It is a framework which allows for flexible rate adjustments as and when necessary. It is a model that is predictable, equitable, transparent and sustainable. It is a policy regime that would reduce uncertainty and inspire the confidence of investors. It would minimize discretion and arbitrage in the foreign exchange allocation mechanism”, Dr. Yusuf further explained.

He added that rate unification does not imply that rates will be exactly the same in all segments of the market, but noted that the objective is to ensure that the differentials are very minimal, possibly between 5-10 percent.
Expatiating on why the policy is laudable, Dr. Yusuf said: “A unified exchange rate regime offers the following benefits for the economy: It enhances liquidity in the foreign exchange market. It reduces uncertainty in the foreign exchange market and therefore enhances the confidence of investors. It is more transparent as mechanism for forex allocation.
“It minimises discretion in the allocation of forex and reduces corruption vulnerabilities.
It reduces opportunities for round tripping and other sharp practices. It would increase disclosures with respect to export proceeds and compliance with non-oil export declarations, especially the non-oil export documentation (NXP).

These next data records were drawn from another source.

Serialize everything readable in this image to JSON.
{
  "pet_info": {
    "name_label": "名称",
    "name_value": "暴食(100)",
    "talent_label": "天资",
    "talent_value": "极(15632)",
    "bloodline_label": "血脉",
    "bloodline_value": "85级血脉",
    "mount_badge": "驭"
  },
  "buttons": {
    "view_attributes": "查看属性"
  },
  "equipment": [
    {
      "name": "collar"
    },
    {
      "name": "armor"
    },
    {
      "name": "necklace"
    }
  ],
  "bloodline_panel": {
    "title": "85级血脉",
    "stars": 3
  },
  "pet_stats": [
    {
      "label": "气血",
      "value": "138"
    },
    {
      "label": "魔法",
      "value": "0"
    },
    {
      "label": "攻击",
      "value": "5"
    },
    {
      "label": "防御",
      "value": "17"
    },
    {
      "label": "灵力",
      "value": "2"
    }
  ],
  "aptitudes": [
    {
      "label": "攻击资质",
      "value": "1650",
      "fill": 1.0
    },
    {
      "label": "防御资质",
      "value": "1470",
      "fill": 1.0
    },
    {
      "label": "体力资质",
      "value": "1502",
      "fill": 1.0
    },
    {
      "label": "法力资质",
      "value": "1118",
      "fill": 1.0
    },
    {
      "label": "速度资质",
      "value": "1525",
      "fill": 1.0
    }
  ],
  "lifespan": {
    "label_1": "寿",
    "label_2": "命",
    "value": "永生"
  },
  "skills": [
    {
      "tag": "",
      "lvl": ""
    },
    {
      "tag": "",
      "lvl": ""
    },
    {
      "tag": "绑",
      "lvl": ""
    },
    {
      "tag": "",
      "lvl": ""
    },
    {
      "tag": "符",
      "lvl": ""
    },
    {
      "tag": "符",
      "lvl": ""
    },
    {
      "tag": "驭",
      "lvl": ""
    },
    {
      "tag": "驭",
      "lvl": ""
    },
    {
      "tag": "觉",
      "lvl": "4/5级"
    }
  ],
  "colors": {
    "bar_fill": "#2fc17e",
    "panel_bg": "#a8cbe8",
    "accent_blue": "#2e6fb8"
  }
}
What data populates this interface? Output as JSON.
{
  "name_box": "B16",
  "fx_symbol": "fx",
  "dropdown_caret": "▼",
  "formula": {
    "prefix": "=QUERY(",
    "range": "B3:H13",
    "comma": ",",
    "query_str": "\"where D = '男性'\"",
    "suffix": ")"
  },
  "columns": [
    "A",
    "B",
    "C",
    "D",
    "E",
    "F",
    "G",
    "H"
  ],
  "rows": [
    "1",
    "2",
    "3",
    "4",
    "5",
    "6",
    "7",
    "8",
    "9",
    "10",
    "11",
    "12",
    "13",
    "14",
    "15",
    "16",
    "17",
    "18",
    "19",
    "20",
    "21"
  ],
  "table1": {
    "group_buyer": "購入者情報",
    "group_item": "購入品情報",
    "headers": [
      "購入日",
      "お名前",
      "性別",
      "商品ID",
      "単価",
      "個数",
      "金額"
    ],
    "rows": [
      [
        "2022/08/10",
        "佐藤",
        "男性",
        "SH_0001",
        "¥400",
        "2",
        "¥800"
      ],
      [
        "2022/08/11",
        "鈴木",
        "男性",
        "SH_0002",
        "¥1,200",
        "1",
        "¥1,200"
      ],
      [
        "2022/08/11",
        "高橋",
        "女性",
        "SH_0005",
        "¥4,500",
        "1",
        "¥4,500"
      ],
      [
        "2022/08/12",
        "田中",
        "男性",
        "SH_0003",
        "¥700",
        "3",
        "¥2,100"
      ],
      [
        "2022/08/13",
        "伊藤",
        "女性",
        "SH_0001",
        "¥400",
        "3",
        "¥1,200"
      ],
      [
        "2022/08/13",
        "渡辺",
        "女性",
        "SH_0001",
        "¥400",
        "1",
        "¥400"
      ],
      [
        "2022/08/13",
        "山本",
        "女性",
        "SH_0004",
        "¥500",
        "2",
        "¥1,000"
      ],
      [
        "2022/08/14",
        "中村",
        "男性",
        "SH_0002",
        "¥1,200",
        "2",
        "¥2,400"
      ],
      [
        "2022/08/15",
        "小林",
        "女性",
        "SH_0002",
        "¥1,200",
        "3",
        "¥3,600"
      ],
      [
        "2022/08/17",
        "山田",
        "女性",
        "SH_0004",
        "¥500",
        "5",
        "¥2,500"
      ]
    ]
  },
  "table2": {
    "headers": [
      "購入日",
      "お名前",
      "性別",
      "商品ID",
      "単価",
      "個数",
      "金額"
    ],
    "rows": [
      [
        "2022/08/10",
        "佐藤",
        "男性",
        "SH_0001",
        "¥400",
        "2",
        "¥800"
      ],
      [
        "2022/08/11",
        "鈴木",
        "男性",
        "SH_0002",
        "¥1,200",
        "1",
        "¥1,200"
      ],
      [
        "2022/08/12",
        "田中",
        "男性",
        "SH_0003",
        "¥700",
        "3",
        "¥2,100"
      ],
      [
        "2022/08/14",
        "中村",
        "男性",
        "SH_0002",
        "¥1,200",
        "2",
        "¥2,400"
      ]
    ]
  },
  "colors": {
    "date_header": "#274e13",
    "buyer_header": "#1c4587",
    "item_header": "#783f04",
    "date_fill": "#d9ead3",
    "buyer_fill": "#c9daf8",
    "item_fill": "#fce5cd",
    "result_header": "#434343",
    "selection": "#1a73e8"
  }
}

“It would boost government revenue by a minimum of N4 trillion through additional remittance of exchange rate surplus to the federation account by the CBN. The use of naira cards for limited international transactions would be restored in the short to medium term. It would facilitate the mopping up of naira liquidity in the economy in the short to medium term. This would impact positively on inflation outlook. It would deepen the autonomous foreign exchange market through the liberalisation of inflows from Export Proceeds, Diaspora Remittances, Multinational oil companies, diplomatic missions etc.”
Dr. Yusuf took the view that the erstwhile foreign exchange policy regime on the other hand was, for all practical purposes, a fixed exchange rate regime, which created many distortions and negative outcomes.
He enumerated distortions and adverse consequences of the fixed exchange rate regime to include: “Widening gap between the official, other multiple windows and parallel market exchange rates which created room forex roundtripping to flourish.
Collapse of liquidity in the foreign exchange market resulting in acute forex scarcity”.
Dr. Yusuf noted that “It fueled demand for forex because of the incredible rent opportunities created by the huge parallel market premium; created a major disincentive for forex inflows into the economy, thus suppressing forex supply”.